**What is required**
Look at every line below and count those containing "зрение". Answer with the number only.

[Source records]
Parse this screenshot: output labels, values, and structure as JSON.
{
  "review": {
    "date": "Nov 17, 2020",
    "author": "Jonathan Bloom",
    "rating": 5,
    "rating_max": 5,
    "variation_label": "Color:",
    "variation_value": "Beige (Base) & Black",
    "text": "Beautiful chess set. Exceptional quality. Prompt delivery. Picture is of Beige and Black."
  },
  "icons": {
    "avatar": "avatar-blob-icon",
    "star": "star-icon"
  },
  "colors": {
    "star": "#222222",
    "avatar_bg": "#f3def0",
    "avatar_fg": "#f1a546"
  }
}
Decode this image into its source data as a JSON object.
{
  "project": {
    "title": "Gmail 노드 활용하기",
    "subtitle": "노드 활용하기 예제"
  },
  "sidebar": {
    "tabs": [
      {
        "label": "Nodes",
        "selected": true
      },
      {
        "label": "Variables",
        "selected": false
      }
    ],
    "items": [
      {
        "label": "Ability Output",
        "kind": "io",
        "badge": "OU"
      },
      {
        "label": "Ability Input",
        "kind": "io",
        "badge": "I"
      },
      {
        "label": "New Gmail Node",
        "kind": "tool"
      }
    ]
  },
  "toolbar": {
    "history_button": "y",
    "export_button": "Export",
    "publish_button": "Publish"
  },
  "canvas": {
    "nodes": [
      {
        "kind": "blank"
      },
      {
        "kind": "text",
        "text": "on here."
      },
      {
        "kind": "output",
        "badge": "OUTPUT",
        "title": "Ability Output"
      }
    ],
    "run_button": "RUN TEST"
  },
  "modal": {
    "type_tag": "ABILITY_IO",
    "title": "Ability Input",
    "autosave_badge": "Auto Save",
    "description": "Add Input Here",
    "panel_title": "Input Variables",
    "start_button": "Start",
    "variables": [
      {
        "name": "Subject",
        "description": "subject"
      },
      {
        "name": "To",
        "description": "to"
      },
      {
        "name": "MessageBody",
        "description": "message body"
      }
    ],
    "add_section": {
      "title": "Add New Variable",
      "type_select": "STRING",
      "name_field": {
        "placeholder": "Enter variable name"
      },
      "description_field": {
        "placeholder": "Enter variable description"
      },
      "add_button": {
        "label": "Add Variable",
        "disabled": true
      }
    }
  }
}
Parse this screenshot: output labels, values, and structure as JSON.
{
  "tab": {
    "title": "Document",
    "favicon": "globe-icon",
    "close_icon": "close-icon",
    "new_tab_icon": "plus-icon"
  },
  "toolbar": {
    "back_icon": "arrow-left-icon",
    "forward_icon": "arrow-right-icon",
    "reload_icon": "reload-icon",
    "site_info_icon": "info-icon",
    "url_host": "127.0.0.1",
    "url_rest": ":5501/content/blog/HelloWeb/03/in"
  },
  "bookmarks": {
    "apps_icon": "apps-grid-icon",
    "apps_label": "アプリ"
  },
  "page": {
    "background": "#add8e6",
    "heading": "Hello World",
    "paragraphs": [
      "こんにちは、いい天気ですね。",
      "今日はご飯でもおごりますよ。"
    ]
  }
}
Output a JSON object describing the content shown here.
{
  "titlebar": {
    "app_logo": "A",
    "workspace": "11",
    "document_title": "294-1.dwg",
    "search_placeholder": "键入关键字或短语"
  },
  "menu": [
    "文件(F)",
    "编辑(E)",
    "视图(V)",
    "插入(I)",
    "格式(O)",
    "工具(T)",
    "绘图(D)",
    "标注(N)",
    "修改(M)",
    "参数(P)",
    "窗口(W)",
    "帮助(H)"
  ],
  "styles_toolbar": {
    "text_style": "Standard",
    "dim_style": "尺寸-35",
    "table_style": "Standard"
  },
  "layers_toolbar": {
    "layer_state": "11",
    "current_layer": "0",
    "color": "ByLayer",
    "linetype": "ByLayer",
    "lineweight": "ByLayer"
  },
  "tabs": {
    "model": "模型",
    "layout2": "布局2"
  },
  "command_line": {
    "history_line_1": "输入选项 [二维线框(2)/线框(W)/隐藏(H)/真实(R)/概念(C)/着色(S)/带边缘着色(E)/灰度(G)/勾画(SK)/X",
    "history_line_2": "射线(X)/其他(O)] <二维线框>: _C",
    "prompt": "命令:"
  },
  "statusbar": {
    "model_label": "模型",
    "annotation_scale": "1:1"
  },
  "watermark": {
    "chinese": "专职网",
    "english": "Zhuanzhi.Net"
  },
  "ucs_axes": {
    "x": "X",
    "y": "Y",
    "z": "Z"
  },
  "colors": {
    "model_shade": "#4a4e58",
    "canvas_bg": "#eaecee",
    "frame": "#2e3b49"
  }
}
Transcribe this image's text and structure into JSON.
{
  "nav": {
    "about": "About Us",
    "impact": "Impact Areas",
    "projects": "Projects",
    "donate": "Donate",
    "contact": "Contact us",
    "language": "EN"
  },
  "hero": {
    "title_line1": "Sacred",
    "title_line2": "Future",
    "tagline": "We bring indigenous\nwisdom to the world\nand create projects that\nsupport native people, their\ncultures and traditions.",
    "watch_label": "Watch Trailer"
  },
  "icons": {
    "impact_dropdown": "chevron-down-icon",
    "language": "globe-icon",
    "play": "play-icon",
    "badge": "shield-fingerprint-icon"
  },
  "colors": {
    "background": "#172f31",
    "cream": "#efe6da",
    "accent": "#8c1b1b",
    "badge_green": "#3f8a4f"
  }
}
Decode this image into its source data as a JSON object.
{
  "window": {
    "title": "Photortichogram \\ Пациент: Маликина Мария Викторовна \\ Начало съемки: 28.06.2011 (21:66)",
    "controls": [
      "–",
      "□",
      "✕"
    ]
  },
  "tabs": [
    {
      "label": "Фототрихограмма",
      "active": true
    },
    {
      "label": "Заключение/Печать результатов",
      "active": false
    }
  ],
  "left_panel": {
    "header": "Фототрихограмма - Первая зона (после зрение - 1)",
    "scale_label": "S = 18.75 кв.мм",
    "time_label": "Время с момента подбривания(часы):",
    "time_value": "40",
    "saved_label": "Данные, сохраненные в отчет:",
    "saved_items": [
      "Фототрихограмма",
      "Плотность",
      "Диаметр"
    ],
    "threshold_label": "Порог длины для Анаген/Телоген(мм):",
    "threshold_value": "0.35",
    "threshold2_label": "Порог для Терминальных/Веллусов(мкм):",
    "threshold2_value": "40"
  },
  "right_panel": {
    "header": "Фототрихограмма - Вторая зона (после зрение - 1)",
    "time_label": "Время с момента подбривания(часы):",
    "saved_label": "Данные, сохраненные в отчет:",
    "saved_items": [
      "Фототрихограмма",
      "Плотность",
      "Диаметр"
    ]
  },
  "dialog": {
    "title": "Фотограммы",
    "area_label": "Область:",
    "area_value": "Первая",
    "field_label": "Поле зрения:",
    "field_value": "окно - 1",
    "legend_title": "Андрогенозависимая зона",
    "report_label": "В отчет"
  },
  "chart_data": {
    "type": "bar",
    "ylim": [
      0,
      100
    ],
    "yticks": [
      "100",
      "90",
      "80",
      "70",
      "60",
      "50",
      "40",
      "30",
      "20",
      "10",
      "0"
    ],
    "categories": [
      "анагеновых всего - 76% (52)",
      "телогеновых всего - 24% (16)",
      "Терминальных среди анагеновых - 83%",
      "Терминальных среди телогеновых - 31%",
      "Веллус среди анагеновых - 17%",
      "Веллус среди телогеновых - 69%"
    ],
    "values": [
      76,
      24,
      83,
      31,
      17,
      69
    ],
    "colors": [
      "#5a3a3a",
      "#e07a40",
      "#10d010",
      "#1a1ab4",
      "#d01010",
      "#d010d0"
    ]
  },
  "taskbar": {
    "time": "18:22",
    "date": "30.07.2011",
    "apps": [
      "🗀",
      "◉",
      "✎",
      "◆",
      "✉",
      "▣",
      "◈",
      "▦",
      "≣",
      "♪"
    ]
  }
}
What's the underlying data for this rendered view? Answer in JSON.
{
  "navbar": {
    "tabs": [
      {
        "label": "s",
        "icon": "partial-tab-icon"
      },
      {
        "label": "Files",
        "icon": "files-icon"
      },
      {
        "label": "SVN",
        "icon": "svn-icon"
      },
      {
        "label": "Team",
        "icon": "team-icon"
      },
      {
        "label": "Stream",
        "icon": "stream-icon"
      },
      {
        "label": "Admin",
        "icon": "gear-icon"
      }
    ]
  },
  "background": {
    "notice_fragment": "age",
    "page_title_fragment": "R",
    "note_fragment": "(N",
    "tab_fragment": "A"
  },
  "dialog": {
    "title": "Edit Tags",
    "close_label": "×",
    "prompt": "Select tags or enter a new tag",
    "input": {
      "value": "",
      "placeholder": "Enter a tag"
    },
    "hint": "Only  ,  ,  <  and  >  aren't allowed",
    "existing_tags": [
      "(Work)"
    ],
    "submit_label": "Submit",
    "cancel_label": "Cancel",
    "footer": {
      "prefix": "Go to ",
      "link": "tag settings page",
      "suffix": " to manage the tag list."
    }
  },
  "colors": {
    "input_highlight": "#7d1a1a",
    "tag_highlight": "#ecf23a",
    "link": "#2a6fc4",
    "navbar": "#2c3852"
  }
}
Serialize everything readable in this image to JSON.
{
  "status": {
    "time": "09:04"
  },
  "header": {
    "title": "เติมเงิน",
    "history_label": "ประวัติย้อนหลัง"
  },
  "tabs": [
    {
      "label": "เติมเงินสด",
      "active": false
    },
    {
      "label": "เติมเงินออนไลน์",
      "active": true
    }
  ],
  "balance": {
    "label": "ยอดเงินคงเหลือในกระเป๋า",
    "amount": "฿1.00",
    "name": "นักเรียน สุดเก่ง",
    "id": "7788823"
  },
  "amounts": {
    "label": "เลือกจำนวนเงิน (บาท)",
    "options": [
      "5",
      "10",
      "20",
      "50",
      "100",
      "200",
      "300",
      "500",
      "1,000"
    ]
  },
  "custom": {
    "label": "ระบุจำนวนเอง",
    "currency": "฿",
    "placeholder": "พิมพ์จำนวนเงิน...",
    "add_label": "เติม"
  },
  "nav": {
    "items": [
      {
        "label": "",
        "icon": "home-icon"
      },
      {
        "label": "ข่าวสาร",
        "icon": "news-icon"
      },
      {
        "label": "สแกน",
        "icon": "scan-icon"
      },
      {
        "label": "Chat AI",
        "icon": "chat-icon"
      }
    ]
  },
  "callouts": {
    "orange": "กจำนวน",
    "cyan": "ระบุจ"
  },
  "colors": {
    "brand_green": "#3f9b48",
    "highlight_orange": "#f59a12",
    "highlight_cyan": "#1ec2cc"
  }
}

**Result for this exercise**
2